_Problem description_. Please tell how many of the lines below contain "Anna", using only a number.
[[ Records to process open ]]
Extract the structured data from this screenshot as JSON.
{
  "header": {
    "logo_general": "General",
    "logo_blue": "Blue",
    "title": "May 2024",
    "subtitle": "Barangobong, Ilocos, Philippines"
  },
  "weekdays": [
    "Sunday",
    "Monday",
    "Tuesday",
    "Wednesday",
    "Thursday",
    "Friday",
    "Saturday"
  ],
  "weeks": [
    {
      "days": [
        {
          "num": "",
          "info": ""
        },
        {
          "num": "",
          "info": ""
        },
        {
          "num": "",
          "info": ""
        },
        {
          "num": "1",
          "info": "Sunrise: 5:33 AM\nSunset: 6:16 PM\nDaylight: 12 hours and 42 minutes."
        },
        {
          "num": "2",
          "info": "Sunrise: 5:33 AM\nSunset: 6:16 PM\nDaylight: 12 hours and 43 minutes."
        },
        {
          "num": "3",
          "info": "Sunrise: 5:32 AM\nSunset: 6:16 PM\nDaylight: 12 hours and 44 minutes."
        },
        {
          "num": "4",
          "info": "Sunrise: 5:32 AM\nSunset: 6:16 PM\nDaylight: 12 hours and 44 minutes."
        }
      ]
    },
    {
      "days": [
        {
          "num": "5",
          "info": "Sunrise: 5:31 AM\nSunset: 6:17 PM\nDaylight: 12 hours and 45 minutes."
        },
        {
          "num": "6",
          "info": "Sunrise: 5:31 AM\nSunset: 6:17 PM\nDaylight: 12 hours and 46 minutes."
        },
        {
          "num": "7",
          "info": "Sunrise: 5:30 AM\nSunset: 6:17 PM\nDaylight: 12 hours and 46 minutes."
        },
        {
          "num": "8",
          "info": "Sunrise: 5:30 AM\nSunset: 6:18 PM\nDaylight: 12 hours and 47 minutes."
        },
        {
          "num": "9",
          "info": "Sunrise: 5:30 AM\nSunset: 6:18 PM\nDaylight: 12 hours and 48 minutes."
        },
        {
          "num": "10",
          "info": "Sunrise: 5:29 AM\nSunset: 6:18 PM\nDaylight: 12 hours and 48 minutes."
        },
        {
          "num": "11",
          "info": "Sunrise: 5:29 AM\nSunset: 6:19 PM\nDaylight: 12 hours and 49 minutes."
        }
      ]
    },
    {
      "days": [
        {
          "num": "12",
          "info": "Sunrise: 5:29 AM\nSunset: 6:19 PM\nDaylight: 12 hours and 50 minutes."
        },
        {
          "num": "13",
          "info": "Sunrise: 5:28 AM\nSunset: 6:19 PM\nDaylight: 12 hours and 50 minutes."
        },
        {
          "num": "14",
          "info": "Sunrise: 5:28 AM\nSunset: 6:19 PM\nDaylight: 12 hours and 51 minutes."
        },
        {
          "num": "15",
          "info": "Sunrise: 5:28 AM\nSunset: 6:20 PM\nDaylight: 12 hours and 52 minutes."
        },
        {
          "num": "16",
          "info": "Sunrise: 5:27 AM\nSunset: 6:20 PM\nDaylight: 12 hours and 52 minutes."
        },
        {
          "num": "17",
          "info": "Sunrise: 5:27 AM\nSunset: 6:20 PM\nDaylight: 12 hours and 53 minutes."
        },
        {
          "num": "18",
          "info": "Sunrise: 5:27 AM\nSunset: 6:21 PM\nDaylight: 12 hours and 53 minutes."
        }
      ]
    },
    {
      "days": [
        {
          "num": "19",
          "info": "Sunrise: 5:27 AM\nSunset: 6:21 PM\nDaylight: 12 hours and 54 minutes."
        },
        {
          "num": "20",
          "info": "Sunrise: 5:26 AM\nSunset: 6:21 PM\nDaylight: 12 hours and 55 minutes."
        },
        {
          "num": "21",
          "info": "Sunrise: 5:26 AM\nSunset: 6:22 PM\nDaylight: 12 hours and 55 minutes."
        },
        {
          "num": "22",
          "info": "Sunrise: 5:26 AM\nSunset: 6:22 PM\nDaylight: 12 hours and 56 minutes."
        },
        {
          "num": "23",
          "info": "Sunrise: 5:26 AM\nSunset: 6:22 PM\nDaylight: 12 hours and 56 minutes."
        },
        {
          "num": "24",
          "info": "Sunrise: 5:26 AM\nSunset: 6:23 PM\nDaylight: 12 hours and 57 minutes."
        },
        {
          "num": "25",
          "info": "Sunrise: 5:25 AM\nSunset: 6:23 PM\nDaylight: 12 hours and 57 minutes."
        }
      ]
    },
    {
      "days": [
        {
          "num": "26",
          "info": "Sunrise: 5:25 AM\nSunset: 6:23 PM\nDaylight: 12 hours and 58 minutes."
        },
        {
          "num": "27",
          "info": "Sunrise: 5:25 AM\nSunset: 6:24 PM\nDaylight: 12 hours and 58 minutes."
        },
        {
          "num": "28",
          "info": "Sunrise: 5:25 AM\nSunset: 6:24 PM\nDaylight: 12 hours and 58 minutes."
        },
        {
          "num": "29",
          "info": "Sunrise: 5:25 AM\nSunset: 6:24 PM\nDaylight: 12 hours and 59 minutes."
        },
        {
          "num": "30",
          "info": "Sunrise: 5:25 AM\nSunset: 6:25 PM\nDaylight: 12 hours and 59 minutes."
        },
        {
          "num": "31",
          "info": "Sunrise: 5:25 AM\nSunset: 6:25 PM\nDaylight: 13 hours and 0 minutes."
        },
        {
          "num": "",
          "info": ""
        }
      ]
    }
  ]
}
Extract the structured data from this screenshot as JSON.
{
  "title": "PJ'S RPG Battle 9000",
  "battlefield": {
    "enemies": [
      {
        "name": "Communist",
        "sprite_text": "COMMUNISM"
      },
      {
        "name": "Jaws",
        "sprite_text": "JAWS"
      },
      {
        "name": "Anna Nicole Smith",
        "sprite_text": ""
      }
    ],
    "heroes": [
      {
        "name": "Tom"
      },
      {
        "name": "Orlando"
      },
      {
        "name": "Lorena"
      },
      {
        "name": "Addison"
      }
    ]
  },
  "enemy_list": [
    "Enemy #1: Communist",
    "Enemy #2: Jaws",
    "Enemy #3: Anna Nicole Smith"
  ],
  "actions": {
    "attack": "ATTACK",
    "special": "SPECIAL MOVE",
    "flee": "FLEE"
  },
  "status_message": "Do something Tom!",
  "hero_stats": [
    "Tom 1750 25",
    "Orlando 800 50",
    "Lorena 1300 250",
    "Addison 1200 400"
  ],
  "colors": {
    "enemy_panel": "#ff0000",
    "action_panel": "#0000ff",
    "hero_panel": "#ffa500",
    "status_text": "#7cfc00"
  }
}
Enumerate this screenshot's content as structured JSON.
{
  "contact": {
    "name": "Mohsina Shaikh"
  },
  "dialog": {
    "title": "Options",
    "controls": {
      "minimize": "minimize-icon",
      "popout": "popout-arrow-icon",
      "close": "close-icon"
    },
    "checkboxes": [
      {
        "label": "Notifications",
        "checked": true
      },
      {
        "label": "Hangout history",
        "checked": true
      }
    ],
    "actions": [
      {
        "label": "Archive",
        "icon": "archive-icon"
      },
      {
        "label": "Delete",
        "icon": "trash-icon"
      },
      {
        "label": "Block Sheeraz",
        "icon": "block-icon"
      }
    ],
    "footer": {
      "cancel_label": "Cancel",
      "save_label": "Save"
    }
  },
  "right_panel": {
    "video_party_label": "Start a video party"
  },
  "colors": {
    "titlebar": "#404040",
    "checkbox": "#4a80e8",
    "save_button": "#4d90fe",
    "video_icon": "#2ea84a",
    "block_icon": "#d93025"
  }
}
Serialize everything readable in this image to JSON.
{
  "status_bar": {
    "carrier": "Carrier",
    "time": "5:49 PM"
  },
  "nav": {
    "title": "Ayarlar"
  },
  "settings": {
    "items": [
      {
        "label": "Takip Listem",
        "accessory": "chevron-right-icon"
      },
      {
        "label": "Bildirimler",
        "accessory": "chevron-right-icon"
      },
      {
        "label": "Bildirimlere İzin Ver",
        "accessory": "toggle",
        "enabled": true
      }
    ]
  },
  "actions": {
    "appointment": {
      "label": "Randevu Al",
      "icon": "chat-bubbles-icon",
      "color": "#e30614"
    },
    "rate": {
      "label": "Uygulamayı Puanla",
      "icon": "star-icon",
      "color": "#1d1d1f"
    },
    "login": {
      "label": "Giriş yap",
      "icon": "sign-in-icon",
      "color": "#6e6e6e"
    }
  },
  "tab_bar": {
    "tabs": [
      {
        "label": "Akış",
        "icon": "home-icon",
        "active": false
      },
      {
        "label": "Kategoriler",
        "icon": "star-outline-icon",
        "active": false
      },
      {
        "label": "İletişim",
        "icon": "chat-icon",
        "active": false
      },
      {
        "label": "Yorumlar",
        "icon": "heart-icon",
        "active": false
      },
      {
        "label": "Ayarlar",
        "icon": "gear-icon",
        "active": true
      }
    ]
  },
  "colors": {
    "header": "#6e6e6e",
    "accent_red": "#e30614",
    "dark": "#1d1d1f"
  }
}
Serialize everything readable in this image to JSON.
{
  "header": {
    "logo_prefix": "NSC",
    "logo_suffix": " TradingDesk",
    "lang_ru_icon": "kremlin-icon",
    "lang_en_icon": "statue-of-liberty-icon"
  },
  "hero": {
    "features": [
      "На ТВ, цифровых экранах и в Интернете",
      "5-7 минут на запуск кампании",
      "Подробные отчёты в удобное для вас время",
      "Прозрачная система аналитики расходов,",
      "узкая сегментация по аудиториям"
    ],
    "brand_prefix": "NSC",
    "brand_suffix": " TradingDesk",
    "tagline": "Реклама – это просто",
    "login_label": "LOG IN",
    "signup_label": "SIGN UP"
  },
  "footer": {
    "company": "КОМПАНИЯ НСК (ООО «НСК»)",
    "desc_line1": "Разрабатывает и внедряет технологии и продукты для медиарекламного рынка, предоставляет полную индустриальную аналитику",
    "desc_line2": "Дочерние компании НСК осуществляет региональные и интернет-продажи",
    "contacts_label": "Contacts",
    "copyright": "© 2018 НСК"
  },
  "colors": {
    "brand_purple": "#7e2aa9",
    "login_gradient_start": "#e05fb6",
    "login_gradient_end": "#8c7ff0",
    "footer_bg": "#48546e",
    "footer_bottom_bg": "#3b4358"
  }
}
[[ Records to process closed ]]
_Solved exercise_. 2